GM has changed the materials used in new intake manifold gaskets so that they are less susceptible to cracking than stock intake manifold gaskets. The company hasn’t removed the faulty gaskets from older GM vehicles, which means drivers will have to replace them.
Replacing a cracked intake manifold gasket can cost between $200 and $550 for labor alone. Aftermarket intake manifold gaskets typically cost anywhere from $180 to $400, depending on materials, quantity, and brand.
3- False fuel gauge readings
Some Buick LeSabre models made between 1999 and 2005 have faulty fuel pressure sensors. Some LeSabre owners say their fuel sensor gives false readings when their fuel tank is running low (usually below the half mark).
A faulty fuel sensor can have dangerous consequences . You may experience a sudden lack of power when driving. This is because the air to fuel ratio in the engine is disrupted by a faulty fuel sensor. In some cases, the engine may not start after starting.
Experts advise Buick LeSabre owners to replace the stock fuel sensors to correct the problem. There are professionals who recommend replacing the entire fuel pump module on high mileage LeSabres . A fuel pump replacement can cost anywhere from $600 to $700.

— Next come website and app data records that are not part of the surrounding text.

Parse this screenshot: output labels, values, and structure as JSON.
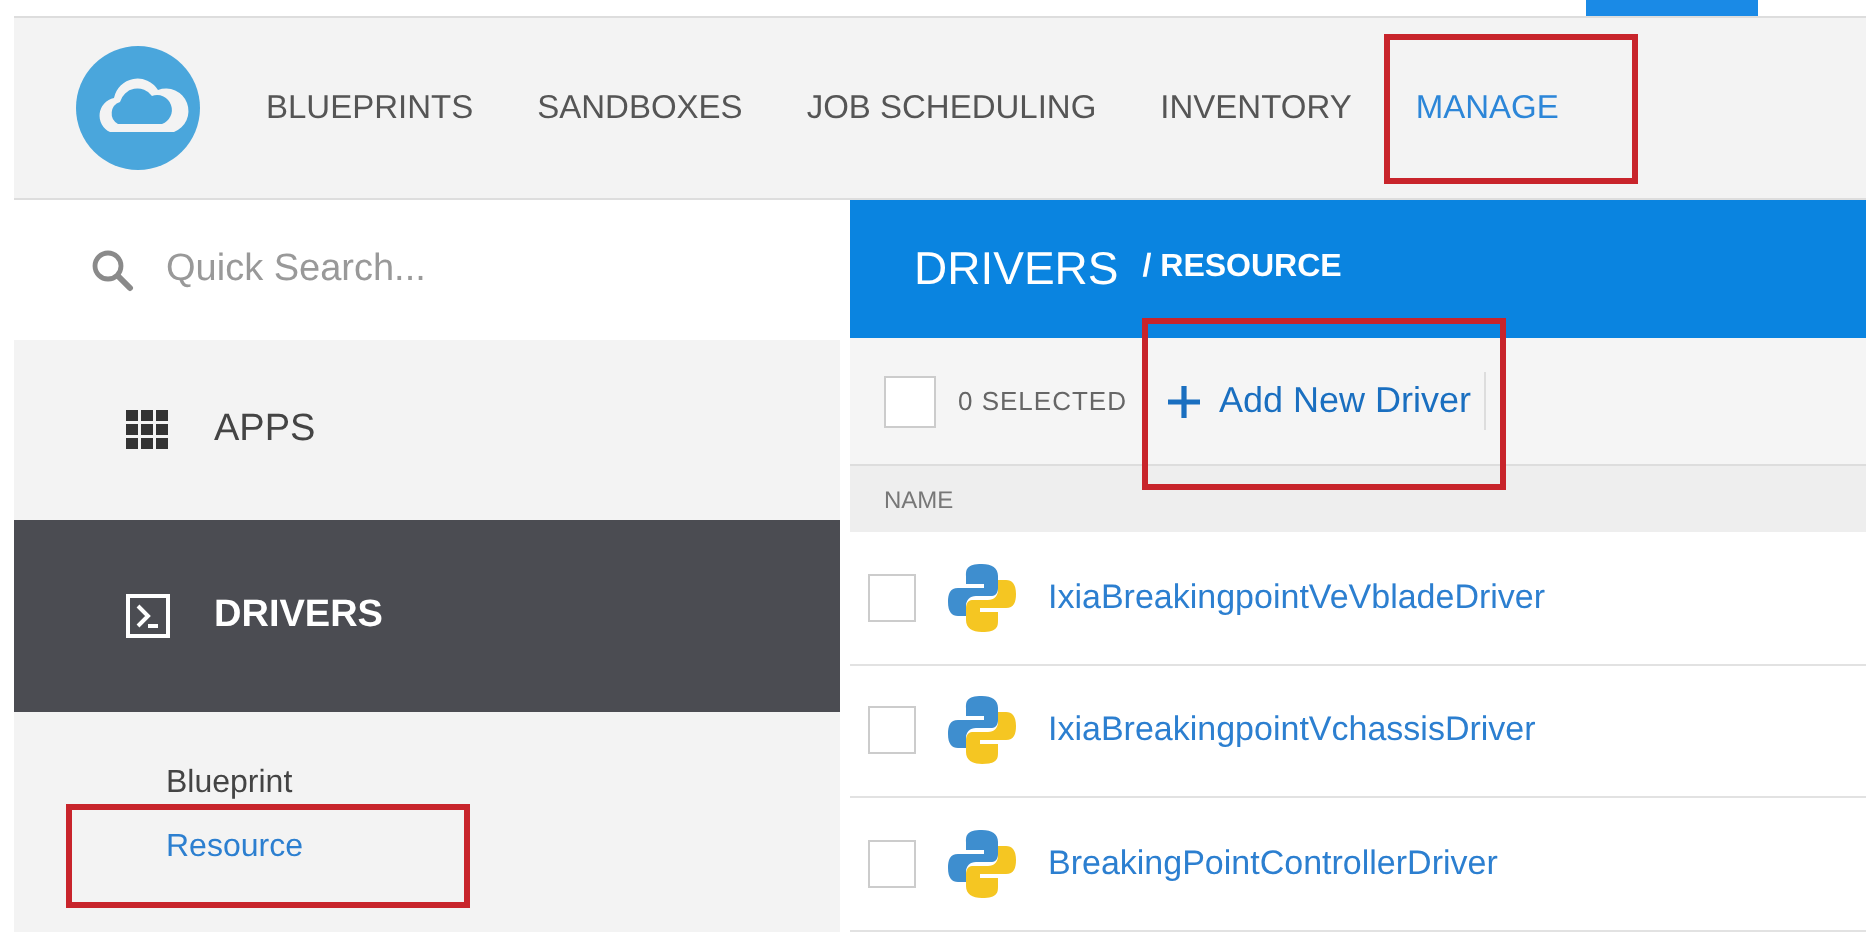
{
  "nav": [
    {
      "label": "BLUEPRINTS",
      "selected": false
    },
    {
      "label": "SANDBOXES",
      "selected": false
    },
    {
      "label": "JOB SCHEDULING",
      "selected": false
    },
    {
      "label": "INVENTORY",
      "selected": false
    },
    {
      "label": "MANAGE",
      "selected": true
    }
  ],
  "search": {
    "placeholder": "Quick Search..."
  },
  "sidebar": {
    "items": [
      {
        "label": "APPS",
        "kind": "apps",
        "selected": false
      },
      {
        "label": "DRIVERS",
        "kind": "drivers",
        "selected": true
      }
    ],
    "sub_items": [
      {
        "label": "Blueprint",
        "selected": false
      },
      {
        "label": "Resource",
        "selected": true
      }
    ]
  },
  "header": {
    "title": "DRIVERS",
    "subtitle": "/ RESOURCE"
  },
  "toolbar": {
    "select_all": false,
    "selected_count": "0 SELECTED",
    "add_button": "Add New Driver"
  },
  "table": {
    "columns": [
      "NAME"
    ],
    "rows": [
      {
        "name": "IxiaBreakingpointVeVbladeDriver",
        "checked": false
      },
      {
        "name": "IxiaBreakingpointVchassisDriver",
        "checked": false
      },
      {
        "name": "BreakingPointControllerDriver",
        "checked": false
      }
    ]
  }
}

You can purchase a high-quality aftermarket fuel pump to reduce maintenance costs. Be sure to ask the dealer about your Buick’s repair history to avoid annoying fuel gauge problems.
4- Faults in the change in the automatic transmission

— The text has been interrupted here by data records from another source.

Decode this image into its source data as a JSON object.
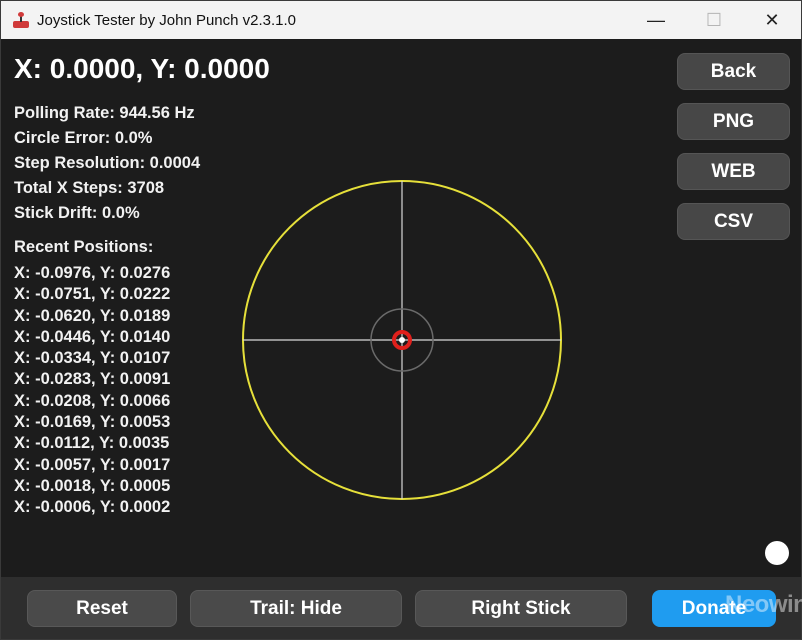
{
  "window": {
    "title": "Joystick Tester by John Punch v2.3.1.0",
    "controls": {
      "minimize": "—",
      "maximize": "☐",
      "close": "✕"
    }
  },
  "readout": {
    "coords": "X: 0.0000, Y: 0.0000"
  },
  "stats": {
    "polling_rate": "Polling Rate: 944.56 Hz",
    "circle_error": "Circle Error: 0.0%",
    "step_resolution": "Step Resolution: 0.0004",
    "total_x_steps": "Total X Steps: 3708",
    "stick_drift": "Stick Drift: 0.0%"
  },
  "recent": {
    "title": "Recent Positions:",
    "positions": [
      "X: -0.0976, Y: 0.0276",
      "X: -0.0751, Y: 0.0222",
      "X: -0.0620, Y: 0.0189",
      "X: -0.0446, Y: 0.0140",
      "X: -0.0334, Y: 0.0107",
      "X: -0.0283, Y: 0.0091",
      "X: -0.0208, Y: 0.0066",
      "X: -0.0169, Y: 0.0053",
      "X: -0.0112, Y: 0.0035",
      "X: -0.0057, Y: 0.0017",
      "X: -0.0018, Y: 0.0005",
      "X: -0.0006, Y: 0.0002"
    ]
  },
  "sidebar": {
    "back": "Back",
    "png": "PNG",
    "web": "WEB",
    "csv": "CSV"
  },
  "footer": {
    "reset": "Reset",
    "trail": "Trail: Hide",
    "right_stick": "Right Stick",
    "donate": "Donate",
    "watermark": "Neowin"
  },
  "visual": {
    "stick_position": {
      "x": 0.0,
      "y": 0.0
    },
    "colors": {
      "outer_circle": "#e6e03a",
      "crosshair": "#d8d8d8",
      "deadzone_circle": "#6a6a6a",
      "marker": "#e0201c",
      "donate": "#1f9cf0"
    }
  }
}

A failed transmission pressure control solenoid is causing shift problems on Buick LeSabre models made between 1991 and 2005 (1996 model is missing from the list). Users have complained of hard shifting, pulling and slipping on LeSabre models with over 120,000 miles.

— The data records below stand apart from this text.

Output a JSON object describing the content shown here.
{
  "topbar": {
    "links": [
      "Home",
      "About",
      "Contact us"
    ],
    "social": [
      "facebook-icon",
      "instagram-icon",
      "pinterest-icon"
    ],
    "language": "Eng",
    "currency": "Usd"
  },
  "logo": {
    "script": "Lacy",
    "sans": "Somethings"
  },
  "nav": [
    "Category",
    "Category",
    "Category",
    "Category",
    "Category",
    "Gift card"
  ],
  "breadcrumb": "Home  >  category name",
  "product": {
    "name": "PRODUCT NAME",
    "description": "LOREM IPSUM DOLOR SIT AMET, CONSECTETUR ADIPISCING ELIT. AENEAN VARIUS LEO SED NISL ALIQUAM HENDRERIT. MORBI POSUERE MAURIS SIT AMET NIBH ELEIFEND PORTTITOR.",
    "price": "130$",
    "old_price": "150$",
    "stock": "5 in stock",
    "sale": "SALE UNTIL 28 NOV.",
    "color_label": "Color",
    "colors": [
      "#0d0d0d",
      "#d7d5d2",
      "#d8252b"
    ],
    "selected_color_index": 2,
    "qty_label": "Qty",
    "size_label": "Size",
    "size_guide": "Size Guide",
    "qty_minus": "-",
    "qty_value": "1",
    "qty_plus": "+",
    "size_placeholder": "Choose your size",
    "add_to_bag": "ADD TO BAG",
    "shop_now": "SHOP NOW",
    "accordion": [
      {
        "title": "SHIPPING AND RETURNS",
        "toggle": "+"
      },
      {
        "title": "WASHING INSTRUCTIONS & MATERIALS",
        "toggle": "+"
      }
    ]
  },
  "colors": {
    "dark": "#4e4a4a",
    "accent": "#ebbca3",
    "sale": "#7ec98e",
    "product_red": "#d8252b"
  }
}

The transmission pressure control solenoid regulates the amount of transmission fluid going to the internal friction plates so the transmission does not shake or slip when shifting.
Lack of transmission fluid can cause excessive gear slippage, which can overheat or dry out friction clutches . It is important to keep the transmission pressure solenoid in good condition to avoid accidents caused by hard or erratic shifting.
GM has not issued a recall for defective transmission pressure control solenoids on affected models, which means you will be responsible for replacement costs. Remember to ask the seller about the transmission history of the car.
5- Mode door actuator failure
A failing mode door actuator is causing incorrect HVAC temperature on 1990 thru 2005 Buick LeSabre models (1991 model not included). The mode door actuator controls the flow of hot or cold air out of the vents. If the actuator fails, you can reverse the operation of the air conditioning and heating.
This may not be a safety risk, but a failing mode door actuator can make driving uncomfortable during the summer and winter seasons. Be sure to have your desired Buick LeSabre HVAC tested to avoid the hassle of replacing a broken mode door actuator.
The Buick LeSabre is a good daily driver for its price. It is comfortable, reliable and easy to drive. In addition, it will receive the nod from fans of full-size American sedans. Just make sure you know the common Buick LeSabre faults and test drive the car before you buy it so you don’t have to deal with any nasty surprises later.